State the number of lines in the following data that contain the string "handle", and nothing else.

┌──

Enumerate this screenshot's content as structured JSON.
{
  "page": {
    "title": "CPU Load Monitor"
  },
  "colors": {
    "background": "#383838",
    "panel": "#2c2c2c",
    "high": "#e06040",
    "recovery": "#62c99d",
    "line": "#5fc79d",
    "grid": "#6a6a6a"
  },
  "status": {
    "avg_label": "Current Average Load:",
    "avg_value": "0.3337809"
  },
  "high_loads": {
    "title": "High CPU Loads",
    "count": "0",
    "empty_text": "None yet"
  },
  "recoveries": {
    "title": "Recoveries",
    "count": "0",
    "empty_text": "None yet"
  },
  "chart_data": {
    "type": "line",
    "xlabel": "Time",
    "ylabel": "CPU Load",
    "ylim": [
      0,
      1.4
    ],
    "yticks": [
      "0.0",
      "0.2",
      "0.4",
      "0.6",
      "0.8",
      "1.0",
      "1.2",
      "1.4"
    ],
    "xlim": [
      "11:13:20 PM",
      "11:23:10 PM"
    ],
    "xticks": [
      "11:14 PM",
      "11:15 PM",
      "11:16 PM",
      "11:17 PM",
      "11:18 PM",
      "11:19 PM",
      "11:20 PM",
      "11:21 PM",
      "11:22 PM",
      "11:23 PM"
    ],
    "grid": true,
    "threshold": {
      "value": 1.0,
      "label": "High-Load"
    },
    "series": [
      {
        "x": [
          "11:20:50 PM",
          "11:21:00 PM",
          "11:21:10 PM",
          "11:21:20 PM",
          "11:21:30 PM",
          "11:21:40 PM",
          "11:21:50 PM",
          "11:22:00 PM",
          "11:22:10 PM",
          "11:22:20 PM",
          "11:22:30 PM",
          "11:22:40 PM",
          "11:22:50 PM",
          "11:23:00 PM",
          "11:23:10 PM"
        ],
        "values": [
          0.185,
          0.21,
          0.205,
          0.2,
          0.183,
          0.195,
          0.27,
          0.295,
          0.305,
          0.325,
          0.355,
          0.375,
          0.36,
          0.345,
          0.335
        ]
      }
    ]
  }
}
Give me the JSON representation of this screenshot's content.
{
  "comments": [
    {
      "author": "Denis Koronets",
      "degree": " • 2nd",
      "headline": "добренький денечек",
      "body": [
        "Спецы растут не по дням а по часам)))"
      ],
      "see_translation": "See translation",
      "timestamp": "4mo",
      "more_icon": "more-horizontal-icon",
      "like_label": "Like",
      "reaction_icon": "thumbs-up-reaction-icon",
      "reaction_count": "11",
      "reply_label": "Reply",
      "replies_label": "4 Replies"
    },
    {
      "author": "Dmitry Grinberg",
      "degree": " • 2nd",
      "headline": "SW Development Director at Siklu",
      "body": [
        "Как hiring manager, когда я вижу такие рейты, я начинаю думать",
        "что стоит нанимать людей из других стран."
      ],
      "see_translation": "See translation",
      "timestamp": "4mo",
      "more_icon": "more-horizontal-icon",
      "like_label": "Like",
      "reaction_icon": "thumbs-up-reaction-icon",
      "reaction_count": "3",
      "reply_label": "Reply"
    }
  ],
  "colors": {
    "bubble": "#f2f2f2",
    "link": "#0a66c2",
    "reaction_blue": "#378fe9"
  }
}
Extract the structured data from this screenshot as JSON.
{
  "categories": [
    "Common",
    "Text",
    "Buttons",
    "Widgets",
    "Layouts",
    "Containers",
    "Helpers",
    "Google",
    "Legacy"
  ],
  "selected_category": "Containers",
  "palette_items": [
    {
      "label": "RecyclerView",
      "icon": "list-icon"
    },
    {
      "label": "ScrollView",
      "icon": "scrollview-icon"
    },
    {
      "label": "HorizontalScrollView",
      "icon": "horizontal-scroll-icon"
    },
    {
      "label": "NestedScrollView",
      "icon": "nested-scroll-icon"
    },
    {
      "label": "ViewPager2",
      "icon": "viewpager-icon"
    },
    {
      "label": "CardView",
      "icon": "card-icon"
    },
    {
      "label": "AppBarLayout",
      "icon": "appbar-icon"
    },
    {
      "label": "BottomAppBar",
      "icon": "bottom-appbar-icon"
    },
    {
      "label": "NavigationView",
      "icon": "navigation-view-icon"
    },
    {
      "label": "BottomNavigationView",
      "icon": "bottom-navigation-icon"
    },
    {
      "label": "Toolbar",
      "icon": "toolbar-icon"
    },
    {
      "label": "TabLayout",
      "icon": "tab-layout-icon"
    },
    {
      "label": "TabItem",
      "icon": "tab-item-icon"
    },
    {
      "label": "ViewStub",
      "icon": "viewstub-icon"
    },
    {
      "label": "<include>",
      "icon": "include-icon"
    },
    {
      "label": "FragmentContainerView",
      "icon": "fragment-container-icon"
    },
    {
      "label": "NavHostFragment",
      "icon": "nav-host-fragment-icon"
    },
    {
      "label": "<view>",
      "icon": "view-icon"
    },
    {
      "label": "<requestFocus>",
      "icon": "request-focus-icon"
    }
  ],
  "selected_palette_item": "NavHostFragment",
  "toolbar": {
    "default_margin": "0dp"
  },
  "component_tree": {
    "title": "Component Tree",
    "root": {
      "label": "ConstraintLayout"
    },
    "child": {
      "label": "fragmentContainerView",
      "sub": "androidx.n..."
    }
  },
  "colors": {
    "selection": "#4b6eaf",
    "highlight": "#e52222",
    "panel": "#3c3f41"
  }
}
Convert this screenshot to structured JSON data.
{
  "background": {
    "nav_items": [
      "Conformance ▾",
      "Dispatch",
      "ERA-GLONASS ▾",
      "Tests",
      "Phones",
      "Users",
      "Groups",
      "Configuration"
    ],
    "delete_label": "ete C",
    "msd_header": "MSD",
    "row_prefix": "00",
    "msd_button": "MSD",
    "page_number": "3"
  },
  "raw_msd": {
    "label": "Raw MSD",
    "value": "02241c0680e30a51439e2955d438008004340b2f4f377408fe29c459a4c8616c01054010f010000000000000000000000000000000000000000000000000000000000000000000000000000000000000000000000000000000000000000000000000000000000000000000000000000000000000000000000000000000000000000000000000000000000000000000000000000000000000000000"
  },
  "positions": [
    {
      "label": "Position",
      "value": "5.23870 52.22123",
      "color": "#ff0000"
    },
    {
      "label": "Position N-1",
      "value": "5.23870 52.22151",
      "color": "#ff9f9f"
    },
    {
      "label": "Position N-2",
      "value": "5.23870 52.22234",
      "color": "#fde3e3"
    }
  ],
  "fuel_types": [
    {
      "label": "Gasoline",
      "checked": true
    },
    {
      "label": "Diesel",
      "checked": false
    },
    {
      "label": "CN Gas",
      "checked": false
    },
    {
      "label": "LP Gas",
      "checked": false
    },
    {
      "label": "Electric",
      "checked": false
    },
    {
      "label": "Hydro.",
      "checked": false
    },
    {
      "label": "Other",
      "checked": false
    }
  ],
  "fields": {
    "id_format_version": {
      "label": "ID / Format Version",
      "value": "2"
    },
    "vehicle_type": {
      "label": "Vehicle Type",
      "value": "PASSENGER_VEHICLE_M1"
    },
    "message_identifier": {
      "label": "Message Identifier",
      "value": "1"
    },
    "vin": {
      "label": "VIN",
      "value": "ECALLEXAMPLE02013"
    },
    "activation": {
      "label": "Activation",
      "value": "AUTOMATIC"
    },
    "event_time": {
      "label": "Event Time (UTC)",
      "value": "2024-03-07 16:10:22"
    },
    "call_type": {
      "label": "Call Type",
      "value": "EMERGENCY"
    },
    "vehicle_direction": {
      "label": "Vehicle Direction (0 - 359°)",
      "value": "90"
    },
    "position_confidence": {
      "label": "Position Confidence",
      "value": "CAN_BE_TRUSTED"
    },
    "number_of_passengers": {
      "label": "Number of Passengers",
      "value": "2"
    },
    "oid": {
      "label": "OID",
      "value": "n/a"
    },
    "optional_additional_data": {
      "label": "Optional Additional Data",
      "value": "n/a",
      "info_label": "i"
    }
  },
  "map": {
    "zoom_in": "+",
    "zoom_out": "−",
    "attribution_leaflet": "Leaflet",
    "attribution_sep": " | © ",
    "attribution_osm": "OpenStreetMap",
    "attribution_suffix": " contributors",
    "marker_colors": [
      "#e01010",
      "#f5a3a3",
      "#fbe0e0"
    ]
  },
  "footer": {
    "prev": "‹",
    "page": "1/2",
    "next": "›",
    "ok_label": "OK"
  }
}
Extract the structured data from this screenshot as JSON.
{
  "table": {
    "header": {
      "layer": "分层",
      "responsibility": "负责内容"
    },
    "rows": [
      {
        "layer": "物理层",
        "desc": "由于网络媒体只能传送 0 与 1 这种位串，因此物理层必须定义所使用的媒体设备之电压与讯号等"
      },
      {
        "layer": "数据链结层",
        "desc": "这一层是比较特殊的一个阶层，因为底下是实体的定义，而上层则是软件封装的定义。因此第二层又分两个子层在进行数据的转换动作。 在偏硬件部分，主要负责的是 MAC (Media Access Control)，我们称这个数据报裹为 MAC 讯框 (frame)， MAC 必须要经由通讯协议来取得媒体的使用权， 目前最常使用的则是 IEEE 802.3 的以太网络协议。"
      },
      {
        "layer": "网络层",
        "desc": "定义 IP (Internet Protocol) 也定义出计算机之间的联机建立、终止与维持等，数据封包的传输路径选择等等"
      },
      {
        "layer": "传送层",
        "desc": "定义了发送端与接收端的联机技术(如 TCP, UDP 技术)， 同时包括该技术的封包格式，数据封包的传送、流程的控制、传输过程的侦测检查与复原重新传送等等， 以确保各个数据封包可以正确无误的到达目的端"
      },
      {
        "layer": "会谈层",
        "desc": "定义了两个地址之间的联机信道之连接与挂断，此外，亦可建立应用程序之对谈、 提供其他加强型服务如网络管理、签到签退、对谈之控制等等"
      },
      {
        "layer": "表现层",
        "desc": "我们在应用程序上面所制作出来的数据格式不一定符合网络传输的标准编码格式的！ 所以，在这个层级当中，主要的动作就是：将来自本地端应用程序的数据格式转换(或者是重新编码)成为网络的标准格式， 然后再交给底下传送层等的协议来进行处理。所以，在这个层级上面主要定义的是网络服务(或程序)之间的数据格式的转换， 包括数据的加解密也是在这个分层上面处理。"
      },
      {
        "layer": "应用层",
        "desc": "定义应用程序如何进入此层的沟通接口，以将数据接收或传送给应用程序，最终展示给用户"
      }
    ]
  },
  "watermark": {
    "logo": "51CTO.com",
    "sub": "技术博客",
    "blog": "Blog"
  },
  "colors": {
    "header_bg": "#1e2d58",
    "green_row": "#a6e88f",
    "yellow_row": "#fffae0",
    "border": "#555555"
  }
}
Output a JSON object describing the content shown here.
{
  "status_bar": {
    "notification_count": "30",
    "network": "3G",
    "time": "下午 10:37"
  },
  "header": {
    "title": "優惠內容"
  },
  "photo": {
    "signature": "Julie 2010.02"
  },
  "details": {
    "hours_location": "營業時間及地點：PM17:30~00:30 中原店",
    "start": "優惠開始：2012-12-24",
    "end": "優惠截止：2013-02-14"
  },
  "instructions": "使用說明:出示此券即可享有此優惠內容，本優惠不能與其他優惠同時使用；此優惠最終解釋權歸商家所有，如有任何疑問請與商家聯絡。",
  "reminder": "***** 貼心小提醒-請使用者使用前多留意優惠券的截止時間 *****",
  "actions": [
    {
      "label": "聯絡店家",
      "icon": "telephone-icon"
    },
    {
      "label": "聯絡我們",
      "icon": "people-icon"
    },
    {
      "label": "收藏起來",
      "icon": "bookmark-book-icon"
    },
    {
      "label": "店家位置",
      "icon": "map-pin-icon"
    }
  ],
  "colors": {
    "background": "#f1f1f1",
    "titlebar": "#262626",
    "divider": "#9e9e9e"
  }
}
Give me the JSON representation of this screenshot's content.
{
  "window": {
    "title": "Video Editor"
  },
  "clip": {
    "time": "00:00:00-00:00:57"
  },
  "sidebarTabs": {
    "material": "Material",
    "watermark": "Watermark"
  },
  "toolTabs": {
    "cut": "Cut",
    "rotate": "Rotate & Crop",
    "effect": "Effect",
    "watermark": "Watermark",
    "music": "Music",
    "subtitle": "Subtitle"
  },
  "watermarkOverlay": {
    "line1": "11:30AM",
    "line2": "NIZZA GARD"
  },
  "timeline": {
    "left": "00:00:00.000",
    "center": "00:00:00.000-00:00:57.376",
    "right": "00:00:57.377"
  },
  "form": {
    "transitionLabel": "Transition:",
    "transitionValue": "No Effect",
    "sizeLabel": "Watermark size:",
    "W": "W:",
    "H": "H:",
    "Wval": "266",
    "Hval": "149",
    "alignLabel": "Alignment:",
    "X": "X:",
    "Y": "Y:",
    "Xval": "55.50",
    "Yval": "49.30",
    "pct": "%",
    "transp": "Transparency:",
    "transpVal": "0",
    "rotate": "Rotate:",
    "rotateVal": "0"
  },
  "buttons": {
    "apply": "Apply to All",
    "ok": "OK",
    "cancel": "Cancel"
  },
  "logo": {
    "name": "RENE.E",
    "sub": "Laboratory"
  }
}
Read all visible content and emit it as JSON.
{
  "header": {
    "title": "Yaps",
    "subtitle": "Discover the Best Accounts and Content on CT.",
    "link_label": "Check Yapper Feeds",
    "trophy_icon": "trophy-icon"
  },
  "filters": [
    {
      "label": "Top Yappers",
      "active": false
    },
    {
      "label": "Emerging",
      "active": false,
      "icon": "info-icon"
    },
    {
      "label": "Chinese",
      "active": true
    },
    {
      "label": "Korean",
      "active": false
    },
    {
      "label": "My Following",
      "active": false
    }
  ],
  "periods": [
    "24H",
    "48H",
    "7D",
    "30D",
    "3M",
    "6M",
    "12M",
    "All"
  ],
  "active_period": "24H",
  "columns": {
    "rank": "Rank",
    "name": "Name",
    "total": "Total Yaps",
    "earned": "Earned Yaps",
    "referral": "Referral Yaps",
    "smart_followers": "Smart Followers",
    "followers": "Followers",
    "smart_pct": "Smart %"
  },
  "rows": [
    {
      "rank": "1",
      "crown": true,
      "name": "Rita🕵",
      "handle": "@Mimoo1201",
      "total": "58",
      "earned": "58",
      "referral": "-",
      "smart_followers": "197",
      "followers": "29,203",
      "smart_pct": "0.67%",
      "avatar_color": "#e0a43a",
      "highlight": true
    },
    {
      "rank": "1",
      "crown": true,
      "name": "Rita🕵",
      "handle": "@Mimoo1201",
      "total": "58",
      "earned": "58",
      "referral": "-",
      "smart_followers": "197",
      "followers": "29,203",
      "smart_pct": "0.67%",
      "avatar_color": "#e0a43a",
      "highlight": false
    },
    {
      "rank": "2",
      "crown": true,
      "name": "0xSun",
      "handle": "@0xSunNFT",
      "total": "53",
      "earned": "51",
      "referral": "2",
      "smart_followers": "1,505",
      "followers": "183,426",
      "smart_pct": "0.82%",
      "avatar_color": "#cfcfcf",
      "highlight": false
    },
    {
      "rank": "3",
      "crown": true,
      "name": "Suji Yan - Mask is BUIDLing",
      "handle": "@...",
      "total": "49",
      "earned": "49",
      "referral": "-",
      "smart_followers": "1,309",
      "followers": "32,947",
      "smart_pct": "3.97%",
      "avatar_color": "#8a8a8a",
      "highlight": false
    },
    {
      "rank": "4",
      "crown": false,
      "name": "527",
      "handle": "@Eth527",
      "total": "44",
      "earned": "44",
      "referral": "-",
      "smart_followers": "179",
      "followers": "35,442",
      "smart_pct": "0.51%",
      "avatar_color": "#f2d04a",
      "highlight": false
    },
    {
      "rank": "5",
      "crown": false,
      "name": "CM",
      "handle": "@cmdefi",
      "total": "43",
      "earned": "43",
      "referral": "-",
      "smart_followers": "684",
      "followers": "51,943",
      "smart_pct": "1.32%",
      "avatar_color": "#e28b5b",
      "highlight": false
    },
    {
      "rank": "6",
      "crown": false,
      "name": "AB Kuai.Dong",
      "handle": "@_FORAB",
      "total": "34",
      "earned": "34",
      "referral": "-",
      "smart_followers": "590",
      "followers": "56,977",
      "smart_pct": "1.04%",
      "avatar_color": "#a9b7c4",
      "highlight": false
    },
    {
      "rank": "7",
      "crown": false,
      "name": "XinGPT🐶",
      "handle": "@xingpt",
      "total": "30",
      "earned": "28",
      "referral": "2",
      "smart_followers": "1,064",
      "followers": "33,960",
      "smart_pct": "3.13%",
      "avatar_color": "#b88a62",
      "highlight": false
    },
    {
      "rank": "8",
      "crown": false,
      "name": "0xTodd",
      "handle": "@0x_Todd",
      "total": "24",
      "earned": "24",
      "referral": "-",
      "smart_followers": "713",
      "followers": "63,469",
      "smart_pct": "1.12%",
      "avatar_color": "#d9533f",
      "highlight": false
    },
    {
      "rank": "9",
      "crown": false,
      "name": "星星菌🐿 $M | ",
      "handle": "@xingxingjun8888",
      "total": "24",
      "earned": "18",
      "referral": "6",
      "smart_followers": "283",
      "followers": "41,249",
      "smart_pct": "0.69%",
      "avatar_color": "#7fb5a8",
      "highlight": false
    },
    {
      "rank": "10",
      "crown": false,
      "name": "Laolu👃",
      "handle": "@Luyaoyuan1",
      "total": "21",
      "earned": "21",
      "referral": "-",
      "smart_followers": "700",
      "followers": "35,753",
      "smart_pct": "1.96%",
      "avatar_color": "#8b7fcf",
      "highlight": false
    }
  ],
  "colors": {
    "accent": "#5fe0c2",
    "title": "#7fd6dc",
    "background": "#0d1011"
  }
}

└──

## ANSWER SECTION
11